Maintaining friendships during lockdown can be difficult for most, particularly for children as it requires more effort than they’re used to. It is not as easy to keep in touch with friends if they are not seeing them every day at school. It was clear that the return to school towards the end of term 2 led to enhanced emotional wellbeing and many smiling faces. As they were able to socially interact with their friends, in person. The school holidays were fast approaching, and all were excited to physically hang out with their friends. However, the announcement of lockdown 2.0 during the holidays meant children were stuck at home and remote learning was set to begin again.
Having to do this all over again, your children are familiar with ways of staying connected with their peers, however, it is understandable that this time round they are potentially feeling less motivated to do so. A key skill learnt in childhood is relationship-building, and due to this it is important for parents to reiterate that being social during lockdown is in their child’s best interest. Children playing together results in them learning from and with each other. It contributes to a child’s learning and assists with the development of several skills including sharing, respecting each other, having empathy, as well as collaboration and negotiation skills.
Unquestionably, parents should aim to work with their children to preserve and grow their friendships even during lockdown. Yet understandably, it is hard to know what the right move is to help your children’s friendships prosper during these challenging times.
Are your children tired of regular zoom chats? Why not plan an activity or game over a video call instead.
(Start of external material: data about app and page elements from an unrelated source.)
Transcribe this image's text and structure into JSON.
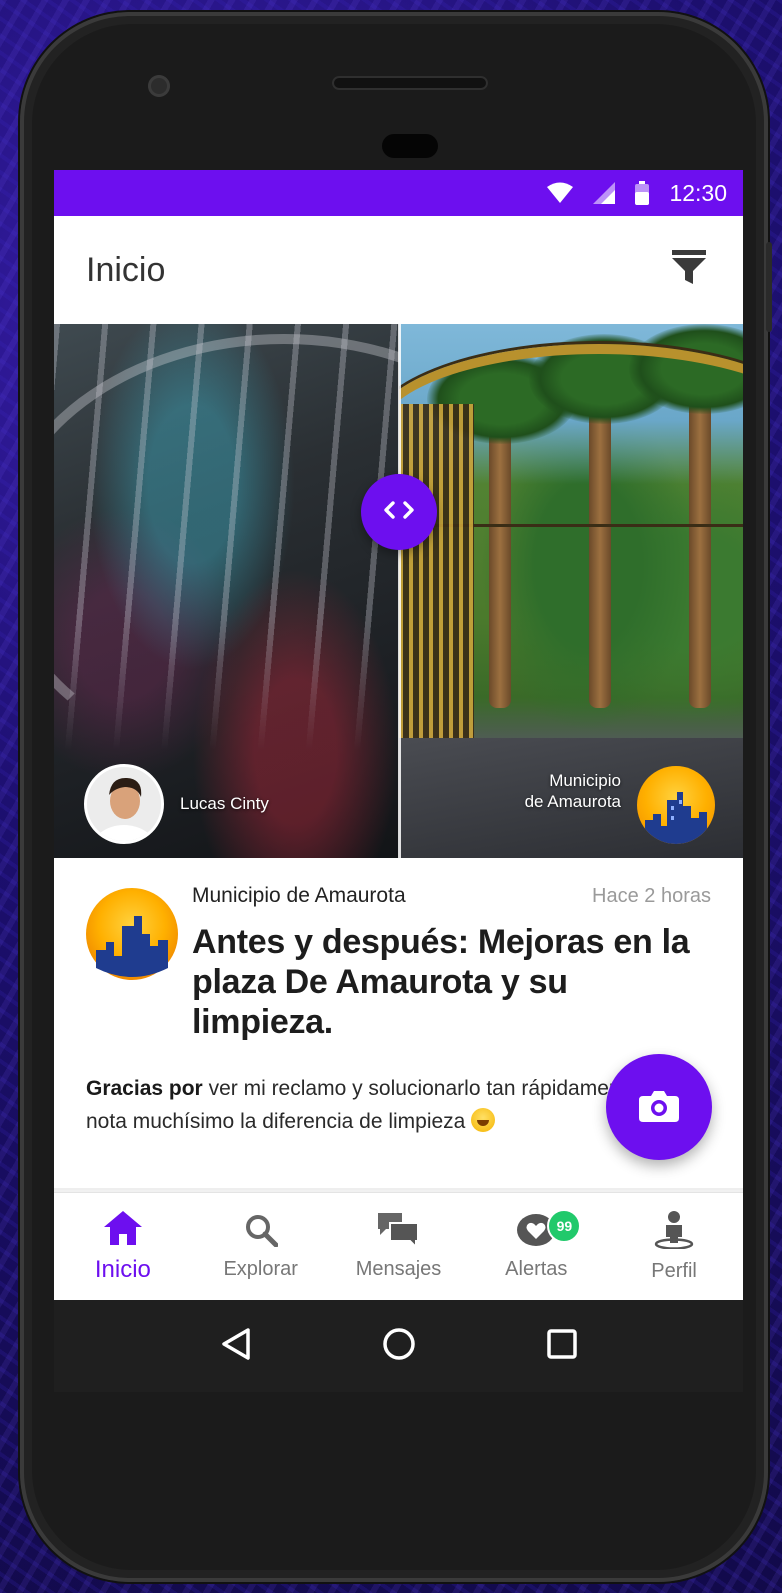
{
  "status_bar": {
    "time": "12:30",
    "icons": [
      "wifi-icon",
      "signal-icon",
      "battery-icon"
    ]
  },
  "app_bar": {
    "title": "Inicio",
    "filter_icon": "filter-icon"
  },
  "comparison": {
    "before_author": "Lucas Cinty",
    "after_author_line1": "Municipio",
    "after_author_line2": "de Amaurota",
    "swap_icon": "code-arrows-icon"
  },
  "post": {
    "author": "Municipio de Amaurota",
    "time": "Hace 2 horas",
    "title": "Antes y después: Mejoras en la plaza De Amaurota y su limpieza.",
    "body_bold": "Gracias por",
    "body_text": " ver mi reclamo y solucionarlo tan rápidamente! Se nota muchísimo la diferencia de limpieza ",
    "emoji": "grinning-face-emoji"
  },
  "fab": {
    "icon": "camera-icon"
  },
  "bottom_nav": {
    "items": [
      {
        "label": "Inicio",
        "icon": "home-icon",
        "active": true
      },
      {
        "label": "Explorar",
        "icon": "search-icon",
        "active": false
      },
      {
        "label": "Mensajes",
        "icon": "chat-icon",
        "active": false
      },
      {
        "label": "Alertas",
        "icon": "heart-bubble-icon",
        "active": false,
        "badge": "99"
      },
      {
        "label": "Perfil",
        "icon": "person-icon",
        "active": false
      }
    ]
  },
  "android_nav": {
    "icons": [
      "back-icon",
      "home-circle-icon",
      "recents-icon"
    ]
  },
  "colors": {
    "accent": "#6d0fef",
    "badge": "#21c96b",
    "city_avatar": "#ffb000"
  }
}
To help, we’ve gathered a few ideas that may guide how you can support your children’s peer interactions during lockdown 2.0.
Virtual teamwork games
- Help them organise a virtual activity that focuses on teamwork
- Virtual teamwork games can create a sense of belonging for your children even if they are physically apart from their friends
- Find an online puzzle that your children and their friends can build together
- Connect them with their peers using PlayStation, Nintendo or Xbox where they can play multiplayer games simultaneously
Organise a Weekly Game Night
- Assist your children with setting up quizzes and trivia games where a different friend forms a round of questions each week
- Suggest other games they can play through video calling including Pictionary, hangman or even a virtual karaoke
Go Retro and Try Finding Ways to Connect Offline
- Find some paper and envelopes to provide your children with materials to write handwritten notes to send to each other
- Help them plan activities they can do with their friends after restrictions
- Suggest that perhaps journaling about their friends will help foster their connections, they can do this by writing down what they miss about them or by drawing pictures of them
- Organise playdates where each child completes an activity offline yet doing it simultaneously with their friends via video call
- Draw or paint together
- Bake the same dessert
- Organise scavenger hunts, where each friend must find and tick off simple household items
- Help your child set up their bedroom or the living room like they were having a sleepover
- Grab out the sleeping bags, pillows and fairy lights
- You could even help them create a fort using couches and sheets
- Set up a movie they can watch “together” using Netflix Party
- The whole family can join in on this one to make it an even bigger sleepover!
Short and Sweet Messages Go a Long Way
- Sometimes even a short message is all you need to show someone you are thinking about them
- Help your child create a short email or text to show their friends that they care
- A simple message such as keep safe or wish them well is all you need